Sanding is a critical part of the process when it comes to smoothing wood after staining. For this step, you will need a quality sandpaper, preferably 120-grit, although you can go up to 220-grit if you need a smoother finish. Make sure to attach the sandpaper to the sanding block so that it will be easier to control and you will be able to get an even finish.
When you start sanding, make sure to go with the grain and use even, circular motions to remove any remaining stain and give the wood a smooth finish. Start at one end and go along the length of the wood at a slow and steady pace. This will help ensure that you get an even surface. Be sure to pay close attention to any hard-to-reach areas to make sure that no stain or dirt is left behind.
Once you have finished sanding, use a vacuum to remove any excess wood dust or stain residue then wipe the wood down with a damp cloth to clear away any remaining dust particles. Once the area is completely clean, you can proceed to the next step of the process.
Applying Finish to Smooth the Wood
To finish the job of smoothing the wood after staining, you will need to apply a clear finish. Before doing so, ensure that all the sanding dust is completely removed from the wood surface by wiping it with a dry, lint-free cloth. There are several types of clear finishes available and they all produce different final results so be sure to choose the one that is right for your project.
A lacquer is a great option for giving the wood a glossy sheen and providing good protection. Two coats should be applied for best results. Be sure to allow each coat to dry fully before applying the second one. After both coats are applied, a buffing with a fine-grade steel wool will give the surface a smooth, lustrous sheen.
For a low luster finish, an oil-based polyurethane is a good choice. It is easily applied with a lint-free cloth, and several coats may be needed depending on the desired sheen level. Each coat should be allowed to dry for a period of time before the next one is applied. After the last coat has dried, the wood can be sanded with a fine-grit paper, and then buffed with a soft cloth for a beautiful, polished look.
No matter which clear finish you choose, it is important to give the wood surface a light sanding with a fine-grit paper between each coat of finish to keep the surface of the wood as smooth as possible. This makes the final result a much smoother and more even finish.
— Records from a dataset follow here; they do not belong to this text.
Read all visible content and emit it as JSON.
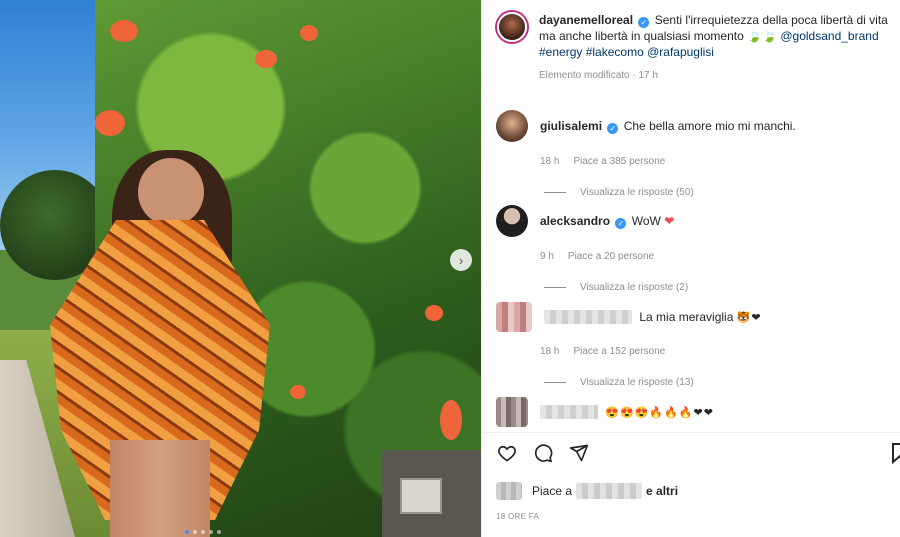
{
  "post": {
    "author": "dayanemelloreal",
    "caption": "Senti l'irrequietezza della poca libertà di vita ma anche libertà in qualsiasi momento",
    "caption_emoji": "🍃🍃",
    "tags": [
      "@goldsand_brand",
      "#energy",
      "#lakecomo",
      "@rafapuglisi"
    ],
    "edited": "Elemento modificato · 17 h"
  },
  "comments": [
    {
      "user": "giulisalemi",
      "text": "Che bella amore mio mi manchi.",
      "time": "18 h",
      "likes": "Piace a 385 persone",
      "replies": "Visualizza le risposte (50)"
    },
    {
      "user": "alecksandro",
      "text": "WoW",
      "text_emoji": "❤",
      "time": "9 h",
      "likes": "Piace a 20 persone",
      "replies": "Visualizza le risposte (2)"
    },
    {
      "text": "La mia meraviglia",
      "text_emoji": "🐯❤",
      "time": "18 h",
      "likes": "Piace a 152 persone",
      "replies": "Visualizza le risposte (13)"
    },
    {
      "text_emoji": "😍😍😍🔥🔥🔥❤❤"
    }
  ],
  "footer": {
    "likes_prefix": "Piace a",
    "likes_suffix": "e altri",
    "timestamp": "18 ORE FA"
  },
  "icons": {
    "like": "heart-outline-icon",
    "comment": "comment-bubble-icon",
    "share": "paper-plane-icon",
    "save": "bookmark-icon",
    "next": "chevron-right-icon"
  },
  "colors": {
    "verified": "#3897f0",
    "link": "#00376b",
    "heart": "#ed4956",
    "muted": "#8e8e8e"
  }
}
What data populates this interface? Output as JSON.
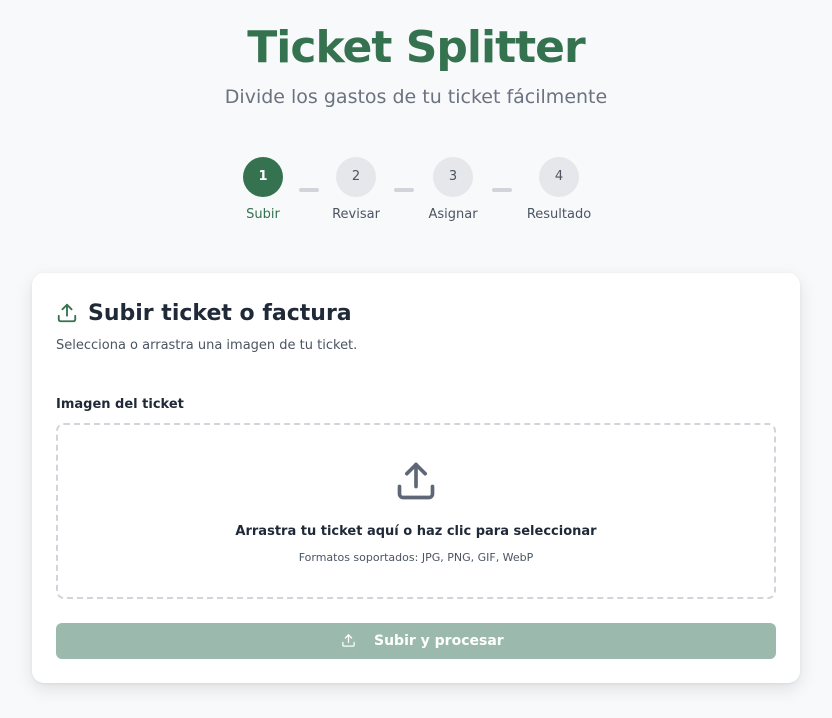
{
  "header": {
    "title": "Ticket Splitter",
    "subtitle": "Divide los gastos de tu ticket fácilmente"
  },
  "stepper": {
    "current_step": 1,
    "steps": [
      {
        "number": "1",
        "label": "Subir"
      },
      {
        "number": "2",
        "label": "Revisar"
      },
      {
        "number": "3",
        "label": "Asignar"
      },
      {
        "number": "4",
        "label": "Resultado"
      }
    ]
  },
  "upload_card": {
    "icon": "upload-icon",
    "title": "Subir ticket o factura",
    "description": "Selecciona o arrastra una imagen de tu ticket.",
    "field_label": "Imagen del ticket",
    "dropzone": {
      "icon": "upload-icon",
      "text": "Arrastra tu ticket aquí o haz clic para seleccionar",
      "hint": "Formatos soportados: JPG, PNG, GIF, WebP"
    },
    "submit_button": {
      "icon": "upload-icon",
      "label": "Subir y procesar",
      "disabled": true
    }
  },
  "colors": {
    "brand": "#35724f",
    "button_disabled": "#9bbaad",
    "step_inactive": "#e5e7eb",
    "background": "#f8f9fb"
  }
}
Troubleshooting Any Rough Spots
Before troubleshooting any rough spots, identify the overall finished look you’re aiming for in order to determine exactly which type of finish to use. Clear finishes such as lacquer and shellac are excellent options for filling in small rough spots and making them less noticeable, although these won’t hide major flaws. If you prefer a thicker finish, go with something like oil-based polyurethane, which can hide more significant defects.
Once you have chosen the finish and applied it to the wood, it may be necessary to go over it with a buffer or sander to remove any remaining rough patches. This is especially important if you’re using an oil-based polyurethane, as it tends to highlight any remaining bumps or grains. For best results, use an extra-fine sandpaper and make sure to feather out any areas you’ve sanded.
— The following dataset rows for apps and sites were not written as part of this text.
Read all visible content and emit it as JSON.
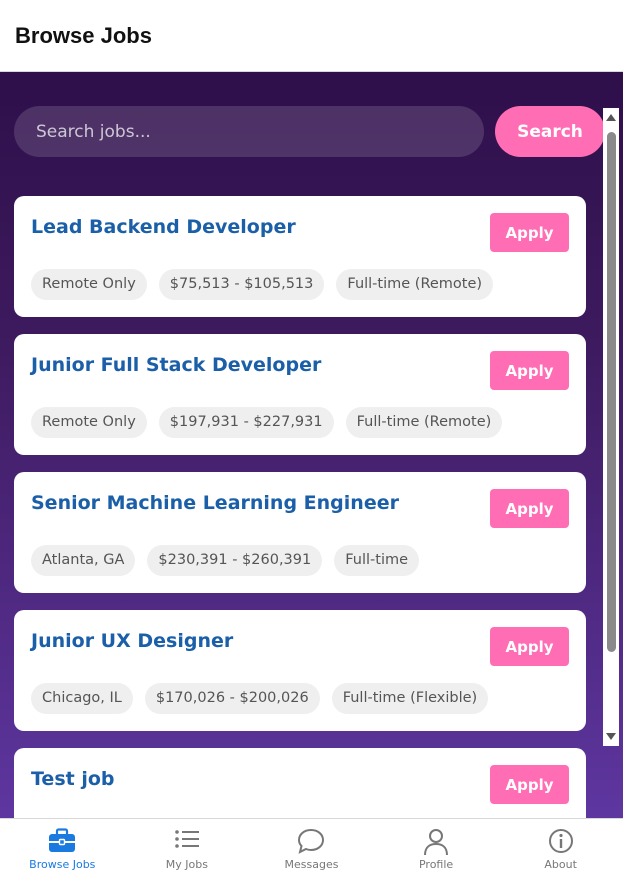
{
  "header": {
    "title": "Browse Jobs"
  },
  "search": {
    "placeholder": "Search jobs...",
    "button_label": "Search"
  },
  "jobs": [
    {
      "title": "Lead Backend Developer",
      "apply_label": "Apply",
      "location": "Remote Only",
      "salary": "$75,513 - $105,513",
      "type": "Full-time (Remote)"
    },
    {
      "title": "Junior Full Stack Developer",
      "apply_label": "Apply",
      "location": "Remote Only",
      "salary": "$197,931 - $227,931",
      "type": "Full-time (Remote)"
    },
    {
      "title": "Senior Machine Learning Engineer",
      "apply_label": "Apply",
      "location": "Atlanta, GA",
      "salary": "$230,391 - $260,391",
      "type": "Full-time"
    },
    {
      "title": "Junior UX Designer",
      "apply_label": "Apply",
      "location": "Chicago, IL",
      "salary": "$170,026 - $200,026",
      "type": "Full-time (Flexible)"
    },
    {
      "title": "Test job",
      "apply_label": "Apply",
      "location": "",
      "salary": "",
      "type": ""
    }
  ],
  "nav": {
    "items": [
      {
        "label": "Browse Jobs",
        "icon": "briefcase-icon",
        "active": true
      },
      {
        "label": "My Jobs",
        "icon": "list-icon",
        "active": false
      },
      {
        "label": "Messages",
        "icon": "chat-icon",
        "active": false
      },
      {
        "label": "Profile",
        "icon": "user-icon",
        "active": false
      },
      {
        "label": "About",
        "icon": "info-icon",
        "active": false
      }
    ]
  },
  "colors": {
    "accent_pink": "#ff6eb4",
    "title_blue": "#1a5fa8",
    "nav_active": "#1a7ae0",
    "background_top": "#2e0f4a",
    "background_bottom": "#5e36a0"
  }
}
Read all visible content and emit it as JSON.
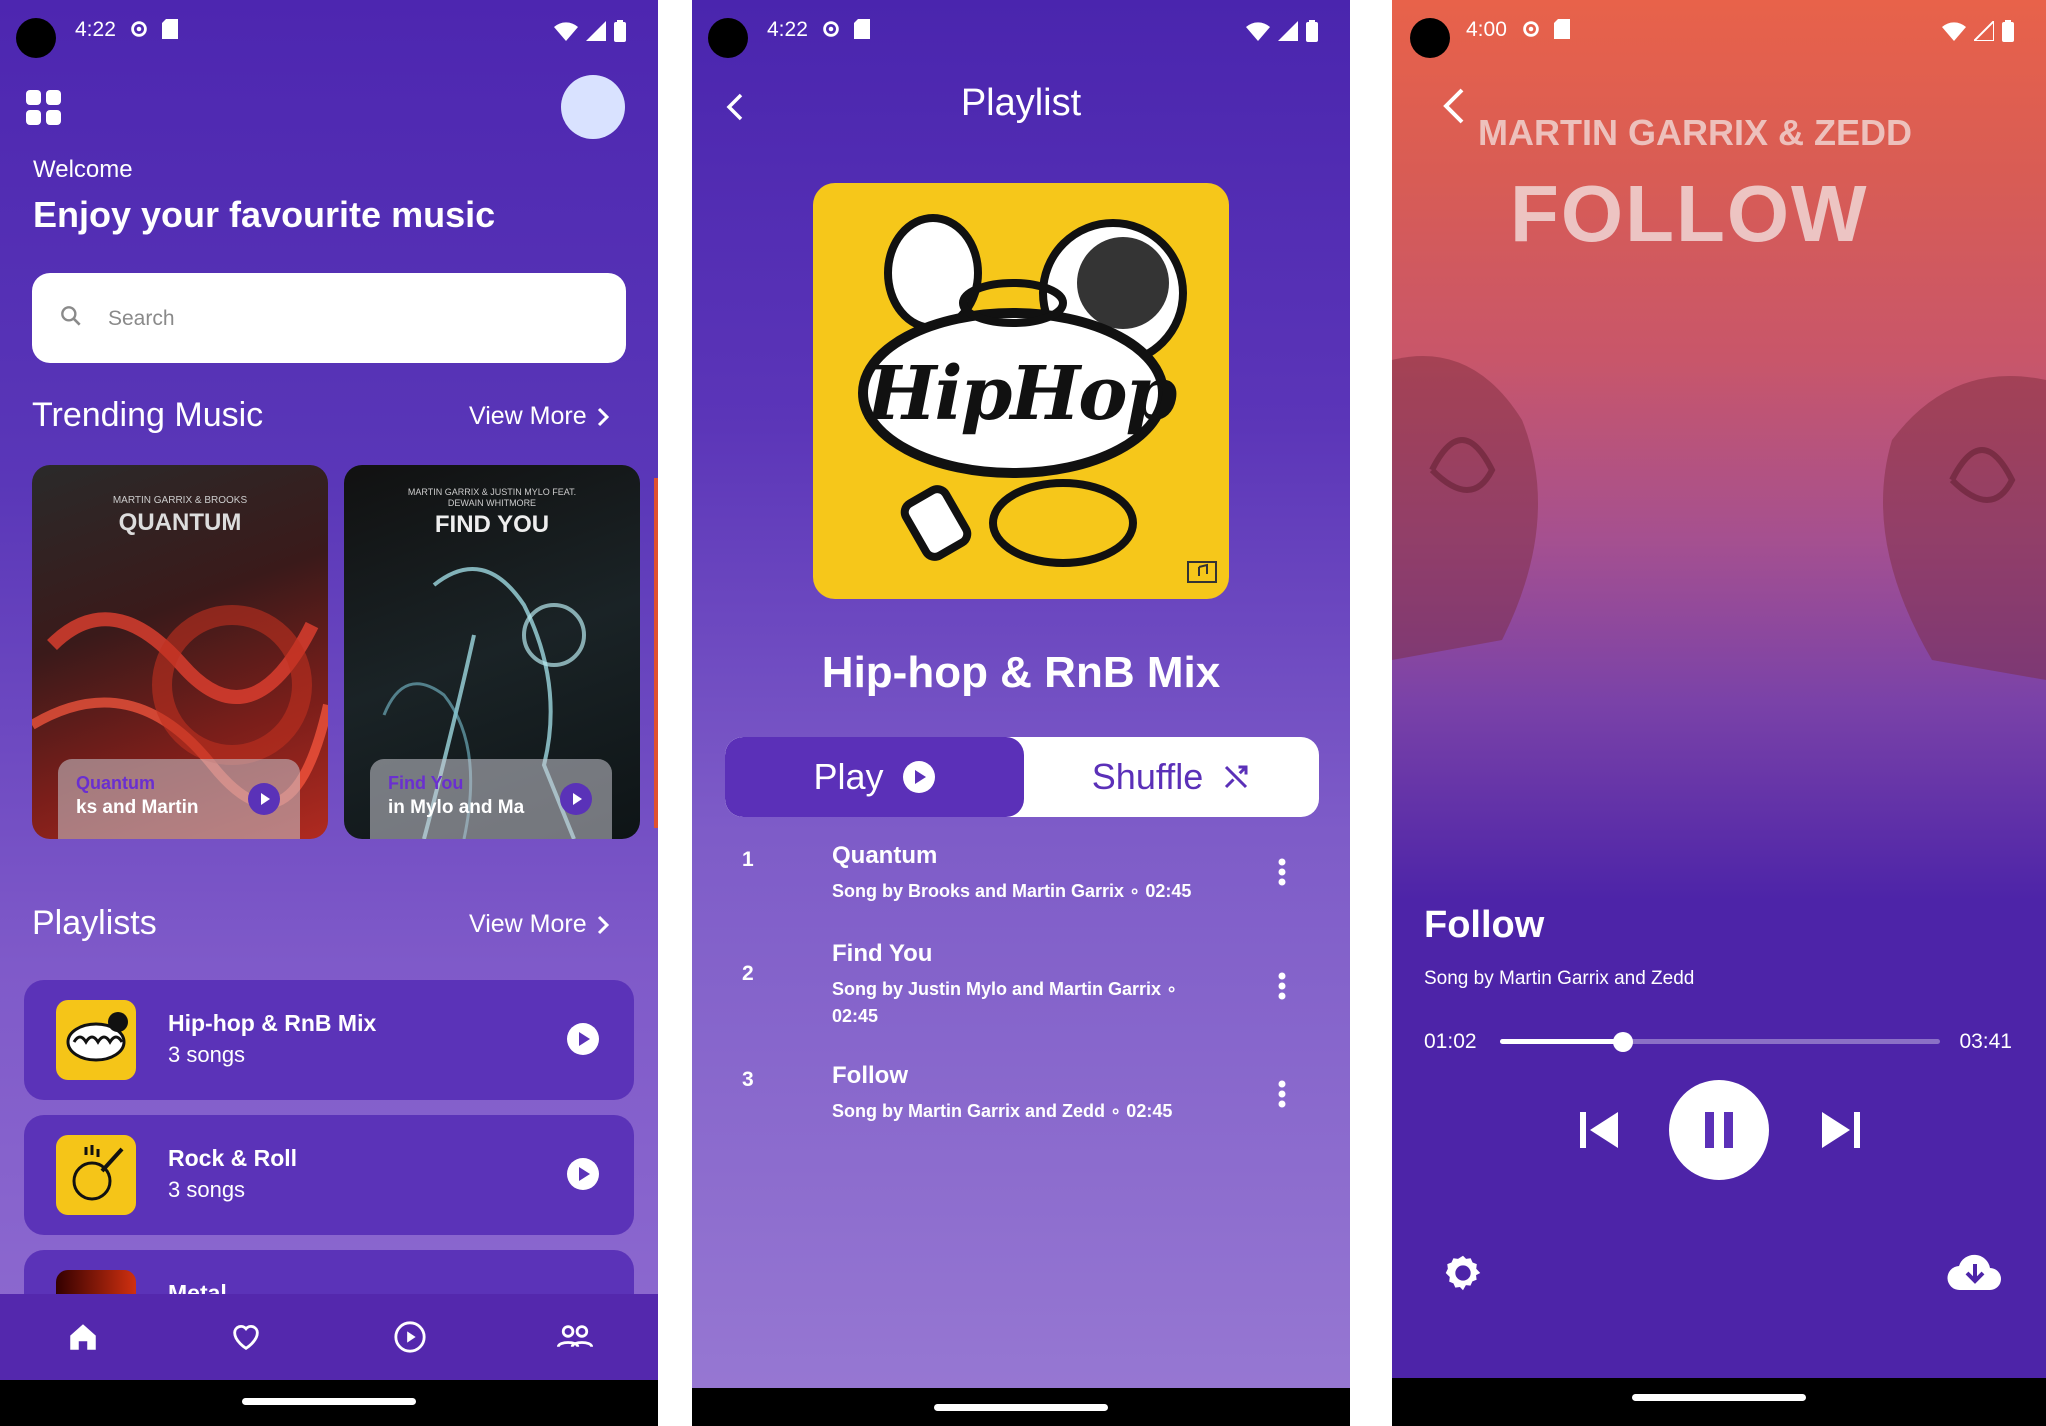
{
  "screen1": {
    "status": {
      "time": "4:22"
    },
    "welcome": "Welcome",
    "headline": "Enjoy your favourite music",
    "search": {
      "placeholder": "Search"
    },
    "trending": {
      "title": "Trending Music",
      "view_more": "View More",
      "cards": [
        {
          "art_artist": "MARTIN GARRIX & BROOKS",
          "art_title": "QUANTUM",
          "title": "Quantum",
          "subtitle": "ks and Martin"
        },
        {
          "art_artist": "MARTIN GARRIX & JUSTIN MYLO FEAT. DEWAIN WHITMORE",
          "art_title": "FIND YOU",
          "title": "Find You",
          "subtitle": "in Mylo and Ma"
        }
      ]
    },
    "playlists": {
      "title": "Playlists",
      "view_more": "View More",
      "items": [
        {
          "name": "Hip-hop & RnB Mix",
          "count": "3 songs"
        },
        {
          "name": "Rock & Roll",
          "count": "3 songs"
        },
        {
          "name": "Metal",
          "count": ""
        }
      ]
    },
    "nav": [
      "home-icon",
      "heart-icon",
      "play-circle-icon",
      "people-icon"
    ]
  },
  "screen2": {
    "status": {
      "time": "4:22"
    },
    "title": "Playlist",
    "mix_name": "Hip-hop & RnB Mix",
    "art_text": "HipHop",
    "play_label": "Play",
    "shuffle_label": "Shuffle",
    "tracks": [
      {
        "num": "1",
        "title": "Quantum",
        "sub": "Song by Brooks and Martin Garrix ∘ 02:45"
      },
      {
        "num": "2",
        "title": "Find You",
        "sub": "Song by Justin Mylo and Martin Garrix ∘ 02:45"
      },
      {
        "num": "3",
        "title": "Follow",
        "sub": "Song by Martin Garrix and Zedd ∘ 02:45"
      }
    ]
  },
  "screen3": {
    "status": {
      "time": "4:00"
    },
    "cover_artist": "MARTIN GARRIX & ZEDD",
    "cover_title": "FOLLOW",
    "song": "Follow",
    "artist": "Song by Martin Garrix and Zedd",
    "current_time": "01:02",
    "total_time": "03:41",
    "progress": 0.28
  },
  "colors": {
    "accent": "#5b30b8",
    "background_top": "#4d26b0",
    "art_yellow": "#f6c71a"
  }
}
If you’re still not happy with the results, you can try using a chemical remover such as gel stain, which can be applied on top of an existing finish and can be used to soften or cover up any remaining rough spots. The downside of this option is that it isn’t very forgiving, so you need to make sure that you apply it evenly and consistently in order to avoid creating a patchy or blotchy finish.
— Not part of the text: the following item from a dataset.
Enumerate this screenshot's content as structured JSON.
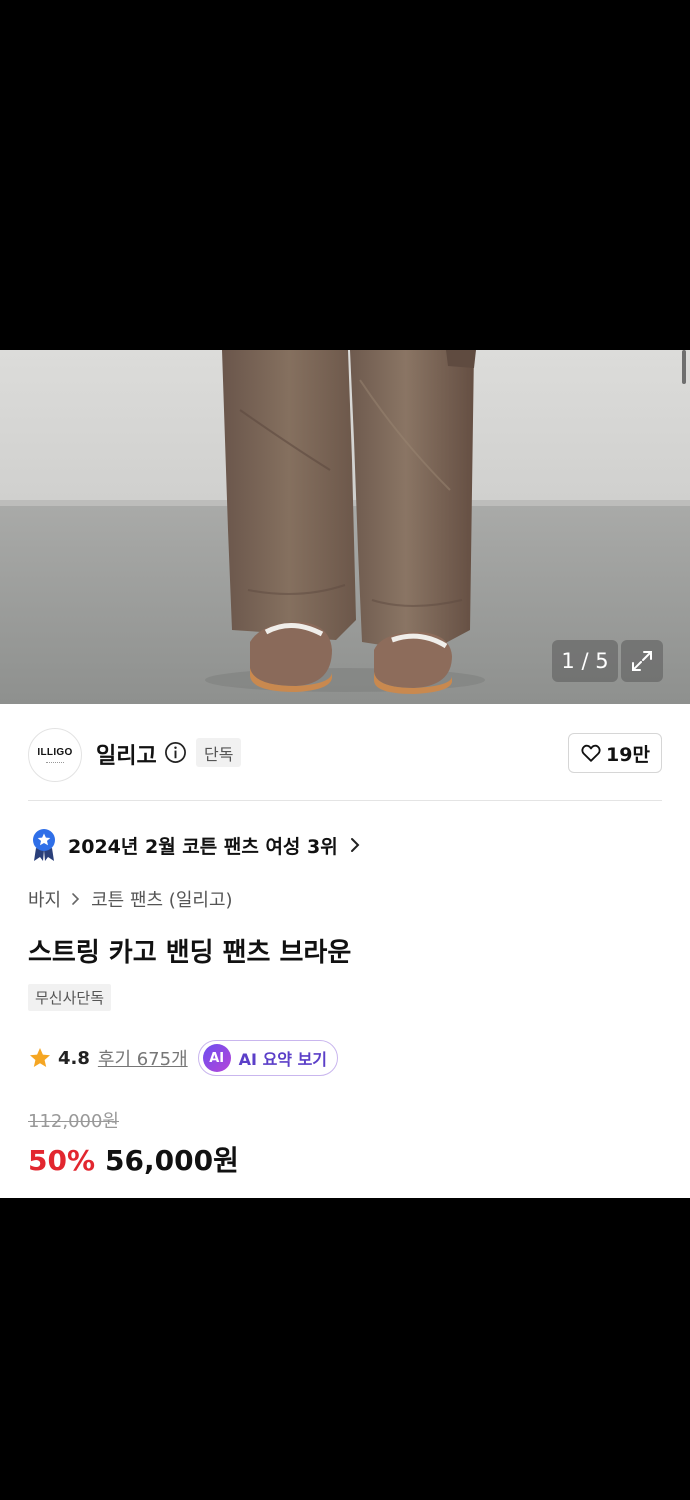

Once you’ve found the right finish or chemical remover, use a damp cloth to wipe away any dust or residue that has accumulated on the wood’s surface. This will help ensure that your newly smoothed wood is free of any imperfections and looks as good as possible.